According to the Superior Court, the appellant’s arguments were essentially variations on the same basic theme, mainly that the lower court erred in considering the December 8, 2010, termination in arriving at the appropriate completion date. However, without “authority or case law that would prohibit the trial court’s reliance on such documentation in order to establish a completion date,” the Superior Court simply could not overlook it. Even more damning for Neelu were statements made by its owner, which proved that he believed his company had been terminated as early as December 8, 2010. For example, he had testified that “[he] refused to touch that place after they fired me.” Coupled with his own subcontractors’ testimony that their presence at the subject property in January 2011 was merely toward the end of rectifying outstanding complaints, the Superior Court accepted the trial court’s rationale. No evidence had been presented that the January 2011 work represented substituted work under the original contract or that a contractual modification had been in place. At the end of the day, Neelu’s two-week delay was enough to undermine a fairly sizable claim. The Mechanic’s Lien Law can be a real trap for the unwary. •
Harper J. Dimmerman is an adjunct professor at Temple University’s Fox School of Business and published novelist. His firm represents clients in various litigation and real estate law matters. He can be reached at email@example.com or 215-545-0600.
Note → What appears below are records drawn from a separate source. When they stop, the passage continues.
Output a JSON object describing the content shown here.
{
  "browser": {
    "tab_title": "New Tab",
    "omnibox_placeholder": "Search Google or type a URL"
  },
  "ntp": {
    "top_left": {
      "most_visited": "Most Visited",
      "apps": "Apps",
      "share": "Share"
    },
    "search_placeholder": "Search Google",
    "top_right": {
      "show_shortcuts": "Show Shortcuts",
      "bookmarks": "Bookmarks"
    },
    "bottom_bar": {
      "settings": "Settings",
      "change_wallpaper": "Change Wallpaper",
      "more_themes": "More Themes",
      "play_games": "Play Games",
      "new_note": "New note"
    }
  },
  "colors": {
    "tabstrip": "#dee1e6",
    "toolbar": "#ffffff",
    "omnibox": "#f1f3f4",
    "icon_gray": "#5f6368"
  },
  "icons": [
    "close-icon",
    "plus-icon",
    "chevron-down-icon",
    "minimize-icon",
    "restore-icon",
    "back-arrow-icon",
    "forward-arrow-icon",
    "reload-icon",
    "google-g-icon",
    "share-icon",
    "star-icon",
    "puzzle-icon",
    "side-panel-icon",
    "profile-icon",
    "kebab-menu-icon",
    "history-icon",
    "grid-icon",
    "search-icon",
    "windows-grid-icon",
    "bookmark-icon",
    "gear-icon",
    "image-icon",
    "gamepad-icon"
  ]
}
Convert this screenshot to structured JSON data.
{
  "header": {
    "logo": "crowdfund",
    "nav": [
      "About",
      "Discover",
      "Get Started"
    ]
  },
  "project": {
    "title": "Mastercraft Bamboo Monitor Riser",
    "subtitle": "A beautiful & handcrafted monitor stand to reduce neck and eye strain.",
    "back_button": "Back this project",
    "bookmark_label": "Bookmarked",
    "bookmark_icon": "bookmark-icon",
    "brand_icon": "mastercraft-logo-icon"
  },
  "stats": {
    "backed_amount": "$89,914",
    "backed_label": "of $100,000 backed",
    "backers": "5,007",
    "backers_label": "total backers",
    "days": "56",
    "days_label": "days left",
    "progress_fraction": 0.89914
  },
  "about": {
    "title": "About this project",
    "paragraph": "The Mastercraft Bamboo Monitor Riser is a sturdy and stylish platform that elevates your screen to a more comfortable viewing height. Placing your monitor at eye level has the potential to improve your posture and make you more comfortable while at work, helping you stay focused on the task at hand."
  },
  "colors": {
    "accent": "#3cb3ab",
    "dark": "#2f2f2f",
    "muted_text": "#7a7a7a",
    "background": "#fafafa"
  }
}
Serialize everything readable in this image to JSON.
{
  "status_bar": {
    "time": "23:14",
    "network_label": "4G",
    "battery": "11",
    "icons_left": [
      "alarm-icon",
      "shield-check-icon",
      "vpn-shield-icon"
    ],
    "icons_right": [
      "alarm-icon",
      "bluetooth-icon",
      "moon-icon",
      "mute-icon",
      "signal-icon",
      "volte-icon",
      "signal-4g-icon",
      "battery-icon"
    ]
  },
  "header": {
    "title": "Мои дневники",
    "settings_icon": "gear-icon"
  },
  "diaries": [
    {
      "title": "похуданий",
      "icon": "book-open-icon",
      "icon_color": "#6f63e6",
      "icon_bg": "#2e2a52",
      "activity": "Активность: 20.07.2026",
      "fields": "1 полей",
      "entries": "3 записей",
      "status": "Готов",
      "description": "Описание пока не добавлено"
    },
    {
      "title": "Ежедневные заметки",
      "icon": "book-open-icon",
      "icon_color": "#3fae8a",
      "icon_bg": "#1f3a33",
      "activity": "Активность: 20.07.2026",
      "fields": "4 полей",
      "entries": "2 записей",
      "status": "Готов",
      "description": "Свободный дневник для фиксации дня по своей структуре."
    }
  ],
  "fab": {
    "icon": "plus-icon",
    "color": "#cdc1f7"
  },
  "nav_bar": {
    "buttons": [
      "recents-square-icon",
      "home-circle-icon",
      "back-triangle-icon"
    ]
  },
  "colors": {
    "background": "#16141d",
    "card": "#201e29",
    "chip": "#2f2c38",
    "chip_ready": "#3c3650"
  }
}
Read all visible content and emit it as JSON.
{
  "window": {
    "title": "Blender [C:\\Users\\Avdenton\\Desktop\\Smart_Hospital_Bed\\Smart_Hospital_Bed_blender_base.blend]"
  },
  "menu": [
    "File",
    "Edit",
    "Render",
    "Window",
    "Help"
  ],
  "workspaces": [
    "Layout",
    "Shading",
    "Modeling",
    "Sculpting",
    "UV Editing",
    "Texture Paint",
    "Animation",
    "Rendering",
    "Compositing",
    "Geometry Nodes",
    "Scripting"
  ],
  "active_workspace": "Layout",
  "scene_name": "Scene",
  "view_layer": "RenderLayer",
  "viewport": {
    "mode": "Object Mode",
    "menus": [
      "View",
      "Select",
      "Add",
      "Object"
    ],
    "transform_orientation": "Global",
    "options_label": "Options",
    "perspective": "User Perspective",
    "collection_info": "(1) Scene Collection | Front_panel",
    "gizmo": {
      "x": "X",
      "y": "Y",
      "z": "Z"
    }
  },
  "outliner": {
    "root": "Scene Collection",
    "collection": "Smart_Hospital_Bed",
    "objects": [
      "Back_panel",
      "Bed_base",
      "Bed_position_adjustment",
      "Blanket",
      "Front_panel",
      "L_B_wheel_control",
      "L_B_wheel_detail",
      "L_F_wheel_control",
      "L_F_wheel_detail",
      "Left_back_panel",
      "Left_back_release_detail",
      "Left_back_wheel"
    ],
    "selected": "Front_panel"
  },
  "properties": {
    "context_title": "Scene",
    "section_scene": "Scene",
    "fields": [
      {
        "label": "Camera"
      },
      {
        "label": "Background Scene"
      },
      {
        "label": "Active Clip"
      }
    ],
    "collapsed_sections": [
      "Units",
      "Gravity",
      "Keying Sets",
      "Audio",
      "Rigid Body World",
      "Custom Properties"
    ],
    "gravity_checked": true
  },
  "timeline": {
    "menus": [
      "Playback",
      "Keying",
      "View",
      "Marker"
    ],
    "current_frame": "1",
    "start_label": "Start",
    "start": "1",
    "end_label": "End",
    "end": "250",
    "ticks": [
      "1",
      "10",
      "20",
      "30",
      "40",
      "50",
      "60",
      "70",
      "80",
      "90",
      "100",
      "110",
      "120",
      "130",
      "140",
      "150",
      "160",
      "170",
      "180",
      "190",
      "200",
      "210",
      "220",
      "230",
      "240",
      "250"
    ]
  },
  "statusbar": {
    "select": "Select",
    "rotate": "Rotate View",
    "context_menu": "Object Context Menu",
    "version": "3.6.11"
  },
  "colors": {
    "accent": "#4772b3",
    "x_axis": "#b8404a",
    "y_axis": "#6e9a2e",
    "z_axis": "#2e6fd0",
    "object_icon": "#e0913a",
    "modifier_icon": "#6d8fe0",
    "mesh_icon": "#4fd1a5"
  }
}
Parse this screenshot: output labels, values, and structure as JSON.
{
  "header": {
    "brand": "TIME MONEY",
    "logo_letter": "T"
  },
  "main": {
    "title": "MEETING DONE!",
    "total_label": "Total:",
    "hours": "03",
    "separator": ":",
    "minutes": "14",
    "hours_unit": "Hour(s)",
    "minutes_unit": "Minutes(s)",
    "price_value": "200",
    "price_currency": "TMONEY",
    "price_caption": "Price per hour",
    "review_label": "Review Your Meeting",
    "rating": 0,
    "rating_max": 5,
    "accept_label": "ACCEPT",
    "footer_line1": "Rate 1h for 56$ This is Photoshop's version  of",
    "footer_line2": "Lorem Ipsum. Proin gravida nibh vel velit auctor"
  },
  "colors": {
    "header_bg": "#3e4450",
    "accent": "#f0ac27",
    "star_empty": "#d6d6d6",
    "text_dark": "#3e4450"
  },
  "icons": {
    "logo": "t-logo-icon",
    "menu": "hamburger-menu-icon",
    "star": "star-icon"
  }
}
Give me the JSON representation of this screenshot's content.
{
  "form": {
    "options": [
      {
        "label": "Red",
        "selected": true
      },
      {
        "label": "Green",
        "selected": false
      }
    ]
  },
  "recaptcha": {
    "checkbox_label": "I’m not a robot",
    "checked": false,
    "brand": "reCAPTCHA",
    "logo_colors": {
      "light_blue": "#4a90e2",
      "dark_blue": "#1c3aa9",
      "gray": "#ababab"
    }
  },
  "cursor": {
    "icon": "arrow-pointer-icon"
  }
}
James M. Lammendola is an instructor at Temple University’s Fox School of Business who was in private practice for 20 years. He may be reached at firstname.lastname@example.org or 267-254-3324.
Bradley J. Osborne is an attorney at the Law Office of Harper J. Dimmerman.